The Muslim world has a small upper class, a sliver of a middle class and a huge underclass. While the trappings of the 21st century are there, from cell phones to the internet, there is more than a slight whiff of the feudal about the whole arrangement. Tyranny and brutality won't upset the applecart, but food availability does. (Medieval revolts were often triggered by high food prices.) What a feudal system needs above all else is stability. The illusion of a timeless order. A way of life in which change does not even exist. Instability is like lighting a match in a crowded room filled with fumes. And we have already seen what that match can do.
Arab Muslim rulers have bought peace at home by exporting their surplus populations and their terrorists to America and Europe. They have spun hateful fantasies about America and Israel to direct the anger of their own citizens away from the government. And we have been paying the price for it. Their artificial stability fuels our terrorism and the rape gangs and murders in our cities. The blowback from their terrorism has rebounded against them before. But always in a limited way. And with plenty of warning. This time though there was no warning. Just an economic tidal wave headed their way.
The rise in the price of wheat has hurt Americans. Particularly working families. But it has hurt the Muslim world far more. With the Obama Administration's continued commitment to ethanol subsidies, wheat prices are likely to keep on rising. And even with a Republican congress, that may not change significantly, because subsidies develop an interest based appeal of their own. Iowa is a swing state and ethanol is big business. The ethanol tax credit and tariff went through the Senate in December at 81 to 19 and 277 to 148 in congress. Throw in a cold winter and wheat prices are only going to keep rising.
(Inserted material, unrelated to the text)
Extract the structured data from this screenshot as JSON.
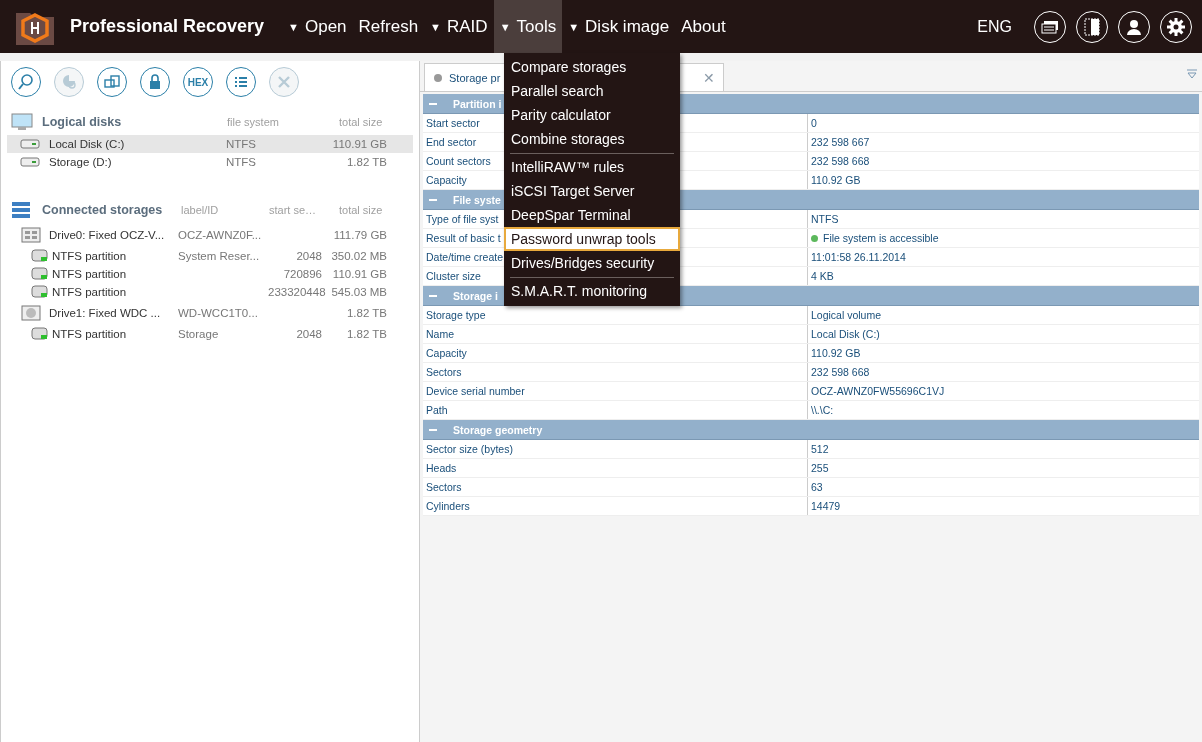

In 2007-2008, Egypt saw major food riots break out. As did Yemen, Somalia and Bangladesh. The UN and the Davos summit have already issued urgent warnings about political instability due to food prices. The Islamists and Soros' boys have successfully piggybacked on this year's food riots, making it seem as if they had a massive following in the streets and a mandate for change. They succeeded in Tunisia, but Egypt is still up for grabs. But whoever replaces the dictators will not do any better. The Muslim Brotherhood wants to burqa all the women and start a war with Israel. That will certainly make the average Egyptian temporarily forget about the price of bread, but will make matters much worse.
Pushing women out of the workplace is economically feasible in Saudi Arabia, wallowing in its own oil. It's feasible in generally rural Afghanistan or Gaza which lives off foreign aid anyway. But it doesn't even fly in Iran and would mean economic disaster for Egypt. Cutting ties with America and beginning an expensive war with Israel wouldn't reduce the population much, but would cost a whole lot, and unlike 1967 and 1973, the Russians won't be footing the bill. And what would the price of bread look like then?
The Islamists have two weapons on their side. Oil and the birth rate. But the former can't be eaten and the latter must eat.
From NY to Jerusalem , Daniel Greenfield Covers the Stories Behind the News. Daniel Greenfield is a blogger, author and columnists covering international affairs, the rising threat of terrorism and the growing problems of socialism. His daily blog can be viewed at Sultan Knish.